## [HOW TO COMPLETE THIS TASK]
Take the records below and copy them exactly.

## [RECORDS SHOWN]
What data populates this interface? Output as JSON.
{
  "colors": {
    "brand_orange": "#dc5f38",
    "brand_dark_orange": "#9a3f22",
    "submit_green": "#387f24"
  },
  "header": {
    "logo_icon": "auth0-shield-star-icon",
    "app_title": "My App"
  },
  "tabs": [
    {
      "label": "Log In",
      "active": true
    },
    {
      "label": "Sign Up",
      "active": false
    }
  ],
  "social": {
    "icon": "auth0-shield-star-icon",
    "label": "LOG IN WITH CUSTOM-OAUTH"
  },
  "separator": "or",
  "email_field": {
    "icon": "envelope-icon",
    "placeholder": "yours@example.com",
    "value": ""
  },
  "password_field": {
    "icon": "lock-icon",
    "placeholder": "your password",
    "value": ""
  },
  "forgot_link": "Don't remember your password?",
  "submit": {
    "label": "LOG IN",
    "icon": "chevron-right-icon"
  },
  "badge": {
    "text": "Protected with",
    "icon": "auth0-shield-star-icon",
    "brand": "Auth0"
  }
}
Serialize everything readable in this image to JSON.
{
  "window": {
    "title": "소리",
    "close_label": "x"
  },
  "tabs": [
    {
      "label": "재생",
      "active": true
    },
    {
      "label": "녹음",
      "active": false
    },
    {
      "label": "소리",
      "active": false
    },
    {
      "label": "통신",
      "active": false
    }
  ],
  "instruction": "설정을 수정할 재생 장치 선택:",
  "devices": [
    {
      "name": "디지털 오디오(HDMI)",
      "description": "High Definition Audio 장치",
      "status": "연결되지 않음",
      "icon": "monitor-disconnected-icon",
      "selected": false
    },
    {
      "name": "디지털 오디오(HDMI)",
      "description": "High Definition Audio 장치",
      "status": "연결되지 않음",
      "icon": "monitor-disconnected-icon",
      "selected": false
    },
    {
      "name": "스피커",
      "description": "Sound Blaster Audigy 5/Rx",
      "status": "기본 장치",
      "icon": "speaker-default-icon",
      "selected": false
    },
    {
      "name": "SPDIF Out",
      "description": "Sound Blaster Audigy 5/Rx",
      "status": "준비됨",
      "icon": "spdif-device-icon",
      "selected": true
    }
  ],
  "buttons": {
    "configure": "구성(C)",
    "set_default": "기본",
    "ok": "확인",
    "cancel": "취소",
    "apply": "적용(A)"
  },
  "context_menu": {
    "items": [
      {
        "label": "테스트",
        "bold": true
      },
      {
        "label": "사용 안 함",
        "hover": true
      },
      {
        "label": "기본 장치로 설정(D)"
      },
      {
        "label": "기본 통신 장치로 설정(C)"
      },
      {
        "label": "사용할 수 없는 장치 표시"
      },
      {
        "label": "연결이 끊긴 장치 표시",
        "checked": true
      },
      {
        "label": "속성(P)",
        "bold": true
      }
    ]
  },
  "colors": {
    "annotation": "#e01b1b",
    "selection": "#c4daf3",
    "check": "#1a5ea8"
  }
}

## [SOLVED PROBLEM]
What data populates this interface? Output as JSON.
{
  "colors": {
    "brand_orange": "#dc5f38",
    "brand_dark_orange": "#9a3f22",
    "submit_green": "#387f24"
  },
  "header": {
    "logo_icon": "auth0-shield-star-icon",
    "app_title": "My App"
  },
  "tabs": [
    {
      "label": "Log In",
      "active": true
    },
    {
      "label": "Sign Up",
      "active": false
    }
  ],
  "social": {
    "icon": "auth0-shield-star-icon",
    "label": "LOG IN WITH CUSTOM-OAUTH"
  },
  "separator": "or",
  "email_field": {
    "icon": "envelope-icon",
    "placeholder": "yours@example.com",
    "value": ""
  },
  "password_field": {
    "icon": "lock-icon",
    "placeholder": "your password",
    "value": ""
  },
  "forgot_link": "Don't remember your password?",
  "submit": {
    "label": "LOG IN",
    "icon": "chevron-right-icon"
  },
  "badge": {
    "text": "Protected with",
    "icon": "auth0-shield-star-icon",
    "brand": "Auth0"
  }
}
Serialize everything readable in this image to JSON.
{
  "window": {
    "title": "소리",
    "close_label": "x"
  },
  "tabs": [
    {
      "label": "재생",
      "active": true
    },
    {
      "label": "녹음",
      "active": false
    },
    {
      "label": "소리",
      "active": false
    },
    {
      "label": "통신",
      "active": false
    }
  ],
  "instruction": "설정을 수정할 재생 장치 선택:",
  "devices": [
    {
      "name": "디지털 오디오(HDMI)",
      "description": "High Definition Audio 장치",
      "status": "연결되지 않음",
      "icon": "monitor-disconnected-icon",
      "selected": false
    },
    {
      "name": "디지털 오디오(HDMI)",
      "description": "High Definition Audio 장치",
      "status": "연결되지 않음",
      "icon": "monitor-disconnected-icon",
      "selected": false
    },
    {
      "name": "스피커",
      "description": "Sound Blaster Audigy 5/Rx",
      "status": "기본 장치",
      "icon": "speaker-default-icon",
      "selected": false
    },
    {
      "name": "SPDIF Out",
      "description": "Sound Blaster Audigy 5/Rx",
      "status": "준비됨",
      "icon": "spdif-device-icon",
      "selected": true
    }
  ],
  "buttons": {
    "configure": "구성(C)",
    "set_default": "기본",
    "ok": "확인",
    "cancel": "취소",
    "apply": "적용(A)"
  },
  "context_menu": {
    "items": [
      {
        "label": "테스트",
        "bold": true
      },
      {
        "label": "사용 안 함",
        "hover": true
      },
      {
        "label": "기본 장치로 설정(D)"
      },
      {
        "label": "기본 통신 장치로 설정(C)"
      },
      {
        "label": "사용할 수 없는 장치 표시"
      },
      {
        "label": "연결이 끊긴 장치 표시",
        "checked": true
      },
      {
        "label": "속성(P)",
        "bold": true
      }
    ]
  },
  "colors": {
    "annotation": "#e01b1b",
    "selection": "#c4daf3",
    "check": "#1a5ea8"
  }
}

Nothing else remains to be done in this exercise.